Exploring Statins As a Small Molecule Therapy for Treatment of Schistosomiasis

Sponsor: NIH National Institute of Allergy and Infectious Disease

Location(s): United States


Schistosomiasis, caused by a blood fluke, is a chronic, morbid and 'neglected' disease affecting as many as 700 million people globally. Ensuing anemia, abdominal pain, impaired physical and cognitive development degrade individual and societal productivity. Infection also elevates the risk of acquiring HIV, making treatment of schistosomiasis a priority for HIV-prevention. Treatment and control of schistosomiasis relies on just one drug, praziquantel (PZQ). Apart from concerns over possible drug resistance, PZQ has a number of failings. First, the standard oral dose of 40 mg/kg is rarely completely effective, with reported cure rates anywhere between 50 and 90%. Second, PZQ primarily kills adult parasites allowing immature worms to escape that upon maturation go on to generate morbidity.

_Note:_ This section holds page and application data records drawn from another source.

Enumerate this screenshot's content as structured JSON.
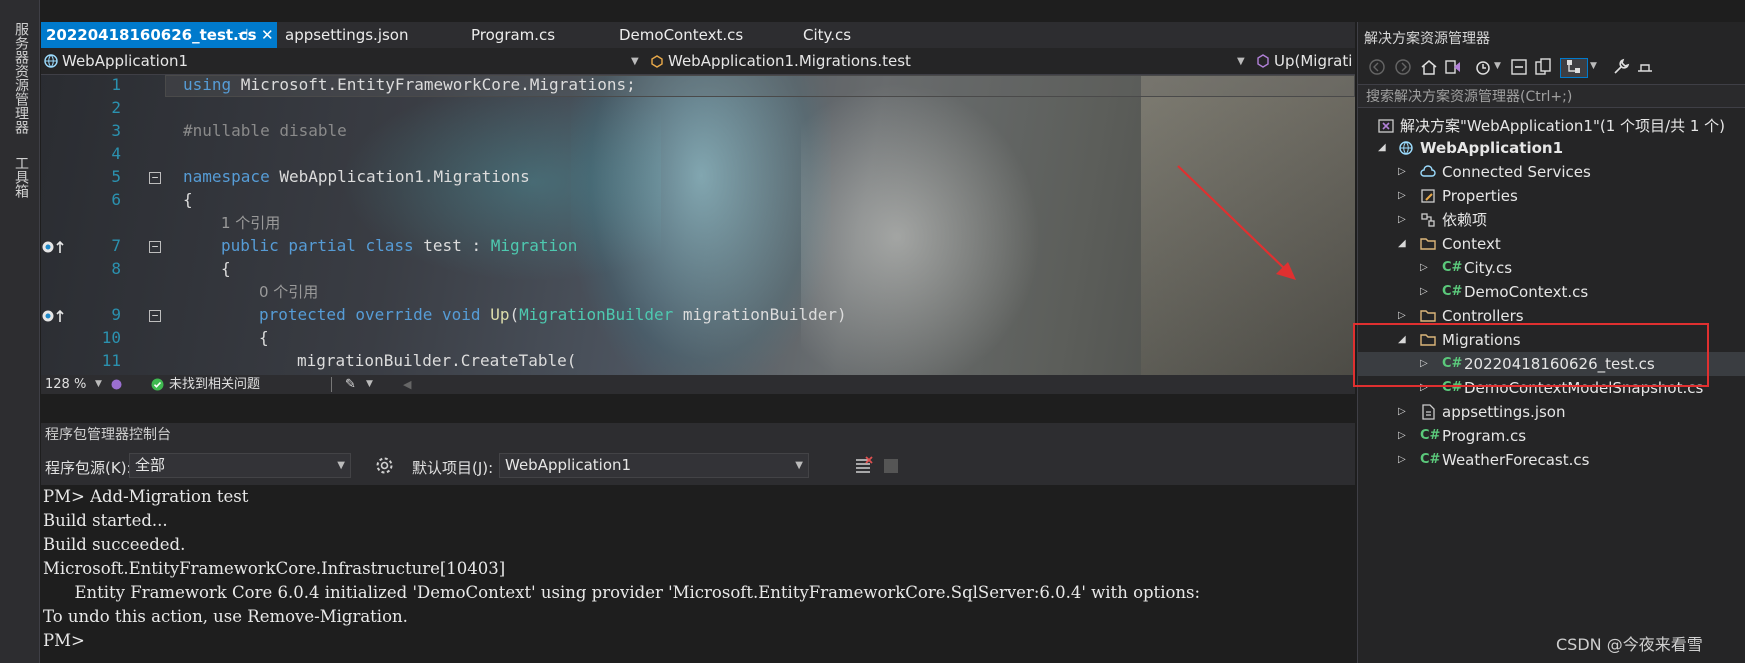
{
  "left_strip": {
    "tab1": "服务器资源管理器",
    "tab2": "工具箱"
  },
  "editor": {
    "tabs": [
      {
        "label": "20220418160626_test.cs",
        "pin": "⊣",
        "close": "✕"
      },
      {
        "label": "appsettings.json"
      },
      {
        "label": "Program.cs"
      },
      {
        "label": "DemoContext.cs"
      },
      {
        "label": "City.cs"
      }
    ],
    "nav": {
      "project": "WebApplication1",
      "type": "WebApplication1.Migrations.test",
      "member": "Up(Migrati"
    },
    "line_numbers": [
      "1",
      "2",
      "3",
      "4",
      "5",
      "6",
      "7",
      "8",
      "9",
      "10",
      "11"
    ],
    "code": {
      "l1_kw": "using",
      "l1_rest": " Microsoft.EntityFrameworkCore.Migrations;",
      "l3": "#nullable disable",
      "l5_kw": "namespace",
      "l5_rest": " WebApplication1.Migrations",
      "l6": "{",
      "ref1": "1 个引用",
      "l7_kw": "public partial class",
      "l7_name": " test : ",
      "l7_type": "Migration",
      "l8": "{",
      "ref2": "0 个引用",
      "l9_kw": "protected override void",
      "l9_fn": " Up",
      "l9_p1": "(",
      "l9_type": "MigrationBuilder",
      "l9_p2": " migrationBuilder)",
      "l10": "{",
      "l11": "migrationBuilder.CreateTable("
    },
    "status": {
      "zoom": "128 %",
      "issues": "未找到相关问题"
    }
  },
  "pmc": {
    "title": "程序包管理器控制台",
    "source_label": "程序包源(K):",
    "source_value": "全部",
    "project_label": "默认项目(J):",
    "project_value": "WebApplication1",
    "output": [
      "PM> Add-Migration test",
      "Build started...",
      "Build succeeded.",
      "Microsoft.EntityFrameworkCore.Infrastructure[10403]",
      "      Entity Framework Core 6.0.4 initialized 'DemoContext' using provider 'Microsoft.EntityFrameworkCore.SqlServer:6.0.4' with options:",
      "To undo this action, use Remove-Migration.",
      "PM>"
    ]
  },
  "solution_explorer": {
    "title": "解决方案资源管理器",
    "search_placeholder": "搜索解决方案资源管理器(Ctrl+;)",
    "solution": "解决方案\"WebApplication1\"(1 个项目/共 1 个)",
    "project": "WebApplication1",
    "items": {
      "connected": "Connected Services",
      "properties": "Properties",
      "deps": "依赖项",
      "context": "Context",
      "city": "City.cs",
      "democontext": "DemoContext.cs",
      "controllers": "Controllers",
      "migrations": "Migrations",
      "migration_file": "20220418160626_test.cs",
      "snapshot": "DemoContextModelSnapshot.cs",
      "appsettings": "appsettings.json",
      "program": "Program.cs",
      "weather": "WeatherForecast.cs"
    },
    "cs_badge": "C#"
  },
  "watermark": "CSDN @今夜来看雪",
  "colors": {
    "accent": "#007acc",
    "highlight_box": "#e03030",
    "keyword": "#569cd6",
    "type": "#4ec9b0"
  }
}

Third, PZQ is rapidly metabolized to a series of metabolites of which only one is partially as active as the parent molecule. In addition, the drug has a repellent taste and is marketed as a large 600 mg tablet making compliance, especially for children, difficult. The World Health Organization encourages the discovery and development of new drug candidates. The UCSF Center for Discovery and Innovation in Parasitic Diseases (www.cdipd.org) has identified commercial anti-hypercholesterolemia statin drugs - inhibitors of HMG-CoA reductase (3-hydroxy-3-methyl-glutaryl-CoA reductase or HMGR) - as potent schistosomicidal compounds. Statins first came to our attention during phenotypic whole-organism screens designed specifically to identify potential therapeutics for the schistosome parasite, screens that have now been adapted to quantitative, high-content imaging platforms. In advance of a detailed structure-activity lead optimization program to develop specific anti-schistosomal statins, we propose two Specific Aims. First, in partnership with an industry leader in statin drug development (Merck Sharp & Dohme Corp. ("Merck")), we will employ quantitative and 'targeted' phenotypic screening of privileged statin libraries to obtain a preliminary understanding of the structural determinants of statin analogs that kill the parasite in vitro, including those that improve killing activity over commercial statins already tested. Secondly, we will optimize and standardize the recombinant expression of active Schistosoma mansoni HMGR, which will be central to deriving the kinetic and crystallographic data necessary to prosecute a subsequent lead optimization program to identify candidate molecules for treatment of schistosomiasis. The engagement of a large pharmaceutical company like Merck represents a watershed moment for schistosomiasis R&D since the discovery of PZQ 40 years ago. The combination of Merck's expertise in statin chemistry and UCSF's parasitological/screening expertise will short-list novel and more potent anti-schistosomal molecules. The proposed research activity is in advance of a collaborative and longer-term lead optimization program that will continue to utilize the tools employed or developed herein. Schistosomiasis is a tropical parasitic disease afflicting as many as 700 million people. Current therapy relies on just one drug and new drugs are needed. The current project is an academic-industrial partnership between UCSF and Merck Sharp & Dohme Corp. that will explore whether anti-hypercholesterolemia statin drugs and their derivatives are suitable for developing novel schistosomicidal drugs.